Cost of living crisis: owners struggle to afford UV lamps and heaters needed for reptiles
The cost-of-living crisis is forcing exotic pet owners to abandon their animals as they struggle to afford expensive equipment needed to keep them.
And as owners struggle to afford keeping their costly UV and heat lamps on, reptile shop owner Charles Thompson, 41, has already seen a spike in dumped reptiles.
Charles, who owns Snakes 'N' Adders in Sheffield, South Yorkshire, has noticed the number of bearded dragons he has taken in has doubled since energy prices soared.
And he says he's had people turn up to his shop with animals they've found after they were left in the wild.
He said: 'A lady was driving up the A57, when somebody said to her "I'm sure there was a bearded dragon just there on the side of the road", she turned around then sat there was a bearded dragon.
'They retrieved it, didn't know what to do with it and brought it straight to us.
'We kept it for three weeks, made sure it was feeding fine and announced it was available for rehoming.'
The married father-of-two said one woman went into her garden and found two bags for life that had been thrown over the garden.
She opened them to find a bearded dragon and baby horned frog.
He said he would normally take in around three bearded dragons a month but that number had almost doubled in recent months.
Bearded dragons are one of the most expensive reptiles to look after, due to them needing UV lights, thermostats and heaters.

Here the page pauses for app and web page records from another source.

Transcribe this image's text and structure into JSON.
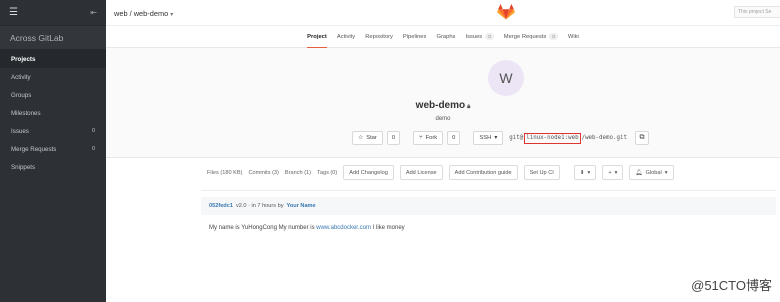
{
  "sidebar": {
    "brand": "Across GitLab",
    "items": [
      {
        "label": "Projects",
        "count": ""
      },
      {
        "label": "Activity",
        "count": ""
      },
      {
        "label": "Groups",
        "count": ""
      },
      {
        "label": "Milestones",
        "count": ""
      },
      {
        "label": "Issues",
        "count": "0"
      },
      {
        "label": "Merge Requests",
        "count": "0"
      },
      {
        "label": "Snippets",
        "count": ""
      }
    ]
  },
  "topbar": {
    "breadcrumb": "web / web-demo",
    "search_text": "This project Se"
  },
  "nav": {
    "tabs": [
      {
        "label": "Project",
        "badge": ""
      },
      {
        "label": "Activity",
        "badge": ""
      },
      {
        "label": "Repository",
        "badge": ""
      },
      {
        "label": "Pipelines",
        "badge": ""
      },
      {
        "label": "Graphs",
        "badge": ""
      },
      {
        "label": "Issues",
        "badge": "0"
      },
      {
        "label": "Merge Requests",
        "badge": "0"
      },
      {
        "label": "Wiki",
        "badge": ""
      }
    ]
  },
  "project": {
    "avatar_letter": "W",
    "name": "web-demo",
    "description": "demo",
    "star_label": "Star",
    "star_count": "0",
    "fork_label": "Fork",
    "fork_count": "0",
    "protocol": "SSH",
    "clone_prefix": "git@",
    "clone_highlight": "linux-node1:web",
    "clone_suffix": "/web-demo.git"
  },
  "files": {
    "links": [
      "Files (180 KB)",
      "Commits (3)",
      "Branch (1)",
      "Tags (0)"
    ],
    "buttons": [
      "Add Changelog",
      "Add License",
      "Add Contribution guide",
      "Set Up CI"
    ],
    "global_label": "Global"
  },
  "commit": {
    "sha": "052fedc1",
    "message": "v2.0 · in 7 hours by",
    "author": "Your Name"
  },
  "readme": {
    "text_before": "My name is YuHongCong My number is",
    "link": "www.abcdocker.com",
    "text_after": "I like money"
  },
  "watermark": "@51CTO博客",
  "colors": {
    "sidebar_bg": "#2d3035",
    "accent_tab": "#e75e40",
    "link": "#3777b0",
    "highlight_box": "#e23333"
  }
}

But Charles has urged hard-up owners to take their animals into a reptile shop rather than dump them if they can't afford the up-keep.
He added: 'What a stupid thing to do, I'm annoyed and frustrated. Why would you do it? It is complete stupidity.
'Particularly when there is a network of shops up and down the country, with reptile sections, you could have surrendered the animals to.
'It's just totally irresponsible, it's a ridiculous thing to have done.
'Shops will break their neck to make sure an animal doesn't go unwanted.
'We will do whatever it takes to meet the needs of the animal.'